• _Dataset entries_:
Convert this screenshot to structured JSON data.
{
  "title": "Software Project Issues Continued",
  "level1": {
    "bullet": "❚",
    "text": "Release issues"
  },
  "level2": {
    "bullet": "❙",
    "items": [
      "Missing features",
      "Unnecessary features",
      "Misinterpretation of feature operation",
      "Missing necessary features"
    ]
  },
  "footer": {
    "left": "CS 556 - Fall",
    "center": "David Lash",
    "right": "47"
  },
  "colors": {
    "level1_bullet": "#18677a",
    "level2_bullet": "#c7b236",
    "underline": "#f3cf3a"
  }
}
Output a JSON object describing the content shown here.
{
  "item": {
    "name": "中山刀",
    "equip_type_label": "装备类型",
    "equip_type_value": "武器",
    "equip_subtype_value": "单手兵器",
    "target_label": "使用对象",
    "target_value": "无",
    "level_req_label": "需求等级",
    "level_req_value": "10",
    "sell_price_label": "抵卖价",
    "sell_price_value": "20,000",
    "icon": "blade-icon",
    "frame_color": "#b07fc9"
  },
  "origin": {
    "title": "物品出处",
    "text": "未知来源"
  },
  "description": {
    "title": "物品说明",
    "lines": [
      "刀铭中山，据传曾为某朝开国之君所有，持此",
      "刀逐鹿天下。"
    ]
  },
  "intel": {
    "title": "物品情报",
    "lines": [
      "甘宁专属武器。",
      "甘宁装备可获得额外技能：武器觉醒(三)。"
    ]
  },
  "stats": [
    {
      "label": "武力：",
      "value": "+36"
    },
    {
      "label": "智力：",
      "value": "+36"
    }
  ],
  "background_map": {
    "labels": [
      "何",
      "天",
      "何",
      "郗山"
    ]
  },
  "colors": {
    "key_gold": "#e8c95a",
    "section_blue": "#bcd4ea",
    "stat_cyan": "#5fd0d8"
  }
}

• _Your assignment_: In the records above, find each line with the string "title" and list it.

• _Expected answer_:
  "title": "Software Project Issues Continued",
    "title": "物品出处",
    "title": "物品说明",
    "title": "物品情报",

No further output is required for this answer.